Despite a strong recovery in U.S. stock and bond markets in the first quarter, many publicly traded U.S. asset managers suffered net outflows in assets and declines in revenues and earnings.
A Moody’s survey of 14 asset managers showed that total long term net flows rose 0.43% in Q1, but excluding BlackRock they fell 0.19%. At the same time the average assets under management for the group rose 8.9%.
“This was the best flow quarter for the surveyed group since Q1 2018 but was still underwhelming,” writes Dean Ungar, senior analyst at Moody’s.
They reflect in large part asset flows in the broader financial markets. According to the Investment Company Institute, actively managed U.S. equity funds experienced $27 billion in outflows in the first quarter, and domestic equity ETFs – primarily passive index funds – had inflows of just $5.3 billion. Bond market flows were also positive in the first quarter for actively managed mutual bond funds (up $79 billion) and for bond ETFs (up $33.5 billion).
Over the five quarters from Q1 2018 through Q1 2019, total net inflows of the 14 asset managers included in the Moody’s analysis rose a very slight 0.01%; excluding BlackRock, net inflows fell 3.26%.
T. Rowe Price was the only asset manager other than BlackRock that experienced positive net inflows as a percentage of AUM for the previous five quarters, and its first quarter inflows even surpassed BlackRock’s — up 1.14% vs. BlackRock’s 1.03%.
The biggest losers in terms of net asset flow for the first quarter and the previous five quarters were Federated Investors, Waddell and Reed and Gamco Investors.
Waddell and Reed saw $1.1 billion in outflows from its retail broker-dealer channel and $437 million from its retail unaffiliated distribution panel in the first quarter, which was its 19th in consecutive net asset flow declines.
Revenues also fell for most asset managers in the first quarter compared to the fourth; year-over-year revenues were down 8.3%. Excluding BlackRock, the decline was 9% compared with a year ago.
The revenue drop reflected flat asset growth over the past year as well as lower fee rates and performance fees, according to Moody’s. It expects a pickup in revenues in the second quarter but not one big enough to register a year-over-year improvement.
Contribution to the revenue decline were fee rates, which fell 5.2% year-over-year overall (5.1% excluding BlackRock) and 1.6% from the fourth quarter.
Earnings before interest, taxes, depreciation and amortization (EBITDA) rose 6.8% on a sequential basis but were down almost 12% from a year-ego. EBITDA margins (EBITDA divided by total revenues) also increased in the first quarter on a sequential basis but fell compared to year-ago levels.

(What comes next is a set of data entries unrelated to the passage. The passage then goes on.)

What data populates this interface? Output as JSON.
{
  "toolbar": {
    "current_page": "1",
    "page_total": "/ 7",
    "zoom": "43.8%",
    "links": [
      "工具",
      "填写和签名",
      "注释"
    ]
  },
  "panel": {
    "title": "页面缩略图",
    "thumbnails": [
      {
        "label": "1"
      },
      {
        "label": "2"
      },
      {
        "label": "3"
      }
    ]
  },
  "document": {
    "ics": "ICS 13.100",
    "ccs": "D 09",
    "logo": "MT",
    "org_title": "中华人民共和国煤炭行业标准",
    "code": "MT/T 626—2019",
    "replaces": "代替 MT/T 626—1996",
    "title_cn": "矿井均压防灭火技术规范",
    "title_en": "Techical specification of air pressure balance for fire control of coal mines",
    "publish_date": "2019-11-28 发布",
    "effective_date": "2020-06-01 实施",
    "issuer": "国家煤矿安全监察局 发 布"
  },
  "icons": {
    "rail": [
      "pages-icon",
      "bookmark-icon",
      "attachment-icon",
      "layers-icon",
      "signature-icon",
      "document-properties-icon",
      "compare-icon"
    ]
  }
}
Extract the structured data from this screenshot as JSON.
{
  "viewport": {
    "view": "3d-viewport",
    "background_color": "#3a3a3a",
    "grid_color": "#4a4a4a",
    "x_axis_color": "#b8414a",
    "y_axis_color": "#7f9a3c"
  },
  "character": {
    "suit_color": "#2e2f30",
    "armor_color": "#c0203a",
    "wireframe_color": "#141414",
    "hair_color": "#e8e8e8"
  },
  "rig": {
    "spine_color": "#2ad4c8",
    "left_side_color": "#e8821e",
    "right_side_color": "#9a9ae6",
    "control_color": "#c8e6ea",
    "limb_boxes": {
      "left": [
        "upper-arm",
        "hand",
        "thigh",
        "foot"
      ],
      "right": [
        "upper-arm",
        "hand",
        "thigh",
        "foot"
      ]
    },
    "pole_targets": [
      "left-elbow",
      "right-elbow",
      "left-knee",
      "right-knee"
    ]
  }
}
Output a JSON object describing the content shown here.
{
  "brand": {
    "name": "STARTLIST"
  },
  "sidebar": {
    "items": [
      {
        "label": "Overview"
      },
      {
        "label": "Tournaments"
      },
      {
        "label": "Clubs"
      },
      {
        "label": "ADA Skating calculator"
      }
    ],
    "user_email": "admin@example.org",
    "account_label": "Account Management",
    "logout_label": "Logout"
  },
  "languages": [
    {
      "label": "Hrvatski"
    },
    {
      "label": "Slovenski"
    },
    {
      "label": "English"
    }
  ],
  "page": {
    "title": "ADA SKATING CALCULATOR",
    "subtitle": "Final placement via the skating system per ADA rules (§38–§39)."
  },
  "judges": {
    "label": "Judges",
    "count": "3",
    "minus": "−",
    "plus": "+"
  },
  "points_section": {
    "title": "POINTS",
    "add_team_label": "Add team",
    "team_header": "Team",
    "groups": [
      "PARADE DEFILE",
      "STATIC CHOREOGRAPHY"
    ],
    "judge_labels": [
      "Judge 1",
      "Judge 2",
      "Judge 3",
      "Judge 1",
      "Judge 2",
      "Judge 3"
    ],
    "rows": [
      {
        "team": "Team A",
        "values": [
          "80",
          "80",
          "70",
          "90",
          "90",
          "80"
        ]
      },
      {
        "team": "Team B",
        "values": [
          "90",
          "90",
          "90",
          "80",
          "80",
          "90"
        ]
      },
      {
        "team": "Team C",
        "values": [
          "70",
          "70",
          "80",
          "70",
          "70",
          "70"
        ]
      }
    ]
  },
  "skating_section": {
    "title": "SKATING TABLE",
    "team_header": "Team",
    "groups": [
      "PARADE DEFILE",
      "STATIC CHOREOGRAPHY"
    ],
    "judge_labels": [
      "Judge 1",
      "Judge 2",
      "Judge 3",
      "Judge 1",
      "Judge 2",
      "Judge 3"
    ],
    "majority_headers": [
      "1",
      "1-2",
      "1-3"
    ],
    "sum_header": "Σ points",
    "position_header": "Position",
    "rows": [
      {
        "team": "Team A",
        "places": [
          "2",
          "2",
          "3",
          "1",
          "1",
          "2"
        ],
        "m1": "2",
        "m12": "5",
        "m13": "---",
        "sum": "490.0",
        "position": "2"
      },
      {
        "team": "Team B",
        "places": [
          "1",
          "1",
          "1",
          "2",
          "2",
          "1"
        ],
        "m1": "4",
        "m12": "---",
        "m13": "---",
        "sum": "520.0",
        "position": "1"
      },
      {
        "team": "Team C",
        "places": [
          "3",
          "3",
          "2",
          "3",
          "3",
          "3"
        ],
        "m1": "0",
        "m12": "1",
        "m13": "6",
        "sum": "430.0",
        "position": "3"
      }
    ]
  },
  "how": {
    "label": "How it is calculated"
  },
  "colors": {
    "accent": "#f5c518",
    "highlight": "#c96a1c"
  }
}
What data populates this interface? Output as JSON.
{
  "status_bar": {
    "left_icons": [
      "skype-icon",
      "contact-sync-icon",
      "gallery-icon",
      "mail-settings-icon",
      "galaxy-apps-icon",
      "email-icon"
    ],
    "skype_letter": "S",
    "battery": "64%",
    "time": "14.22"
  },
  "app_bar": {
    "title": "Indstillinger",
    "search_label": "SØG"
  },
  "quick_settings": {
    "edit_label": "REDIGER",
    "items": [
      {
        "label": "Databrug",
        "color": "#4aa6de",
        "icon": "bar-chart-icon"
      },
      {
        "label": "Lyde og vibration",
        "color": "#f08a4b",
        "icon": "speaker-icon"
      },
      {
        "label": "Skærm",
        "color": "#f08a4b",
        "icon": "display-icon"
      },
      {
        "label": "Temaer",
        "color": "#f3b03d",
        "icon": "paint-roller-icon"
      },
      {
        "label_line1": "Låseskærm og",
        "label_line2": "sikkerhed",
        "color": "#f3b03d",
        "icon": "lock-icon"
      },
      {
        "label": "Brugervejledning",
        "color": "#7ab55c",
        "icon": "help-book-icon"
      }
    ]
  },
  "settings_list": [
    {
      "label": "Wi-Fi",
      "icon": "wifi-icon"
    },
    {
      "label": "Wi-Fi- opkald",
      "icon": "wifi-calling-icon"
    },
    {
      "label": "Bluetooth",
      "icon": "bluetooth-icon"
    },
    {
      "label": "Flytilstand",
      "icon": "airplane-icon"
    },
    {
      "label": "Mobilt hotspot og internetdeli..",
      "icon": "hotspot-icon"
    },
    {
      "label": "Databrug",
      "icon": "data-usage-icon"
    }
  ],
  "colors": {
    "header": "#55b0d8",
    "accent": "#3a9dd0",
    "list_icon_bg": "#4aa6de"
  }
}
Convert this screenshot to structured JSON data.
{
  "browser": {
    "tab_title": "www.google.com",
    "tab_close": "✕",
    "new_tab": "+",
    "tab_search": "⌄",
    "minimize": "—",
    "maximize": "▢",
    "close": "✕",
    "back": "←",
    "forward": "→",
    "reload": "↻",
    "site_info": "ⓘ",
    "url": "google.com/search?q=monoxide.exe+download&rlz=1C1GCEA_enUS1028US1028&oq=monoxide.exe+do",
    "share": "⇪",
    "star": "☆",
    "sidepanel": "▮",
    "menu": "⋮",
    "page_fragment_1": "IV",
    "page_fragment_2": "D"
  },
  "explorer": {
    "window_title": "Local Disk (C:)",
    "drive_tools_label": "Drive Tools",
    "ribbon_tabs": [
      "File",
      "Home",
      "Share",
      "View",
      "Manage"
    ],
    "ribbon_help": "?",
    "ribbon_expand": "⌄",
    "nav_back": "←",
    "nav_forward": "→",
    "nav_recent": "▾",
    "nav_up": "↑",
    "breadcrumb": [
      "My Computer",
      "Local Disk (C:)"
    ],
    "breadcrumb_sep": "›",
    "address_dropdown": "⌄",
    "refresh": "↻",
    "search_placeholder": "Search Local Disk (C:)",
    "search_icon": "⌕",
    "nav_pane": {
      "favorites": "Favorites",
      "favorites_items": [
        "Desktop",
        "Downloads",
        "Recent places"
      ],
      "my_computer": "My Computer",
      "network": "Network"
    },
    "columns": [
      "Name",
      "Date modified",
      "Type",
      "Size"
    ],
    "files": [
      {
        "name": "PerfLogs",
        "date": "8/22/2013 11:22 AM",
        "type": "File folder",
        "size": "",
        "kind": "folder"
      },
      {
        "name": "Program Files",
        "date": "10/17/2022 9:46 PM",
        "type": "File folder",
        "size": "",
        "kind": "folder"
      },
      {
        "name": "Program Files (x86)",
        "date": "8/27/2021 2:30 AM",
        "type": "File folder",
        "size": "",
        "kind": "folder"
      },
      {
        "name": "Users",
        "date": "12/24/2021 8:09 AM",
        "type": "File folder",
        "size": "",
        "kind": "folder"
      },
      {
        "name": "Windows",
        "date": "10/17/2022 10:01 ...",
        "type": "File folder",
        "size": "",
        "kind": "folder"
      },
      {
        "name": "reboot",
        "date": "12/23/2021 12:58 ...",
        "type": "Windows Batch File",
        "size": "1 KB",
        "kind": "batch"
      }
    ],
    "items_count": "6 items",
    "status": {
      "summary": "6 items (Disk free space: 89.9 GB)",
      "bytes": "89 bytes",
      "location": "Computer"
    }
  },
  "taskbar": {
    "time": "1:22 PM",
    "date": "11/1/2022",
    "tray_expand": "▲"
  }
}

But the average EBITDA margin for the three largest asset managers in its survey by AUM — BlackRock, T. Rowe Price and Invesco — was 42.4%, close to twice the average EBITDA margin for the remaining companies in the analyzed group.
That disparity is “falling in line with our expectations that larger managers will continue to flourish and smaller managers will struggle to sustain higher margins,” according to Ungar.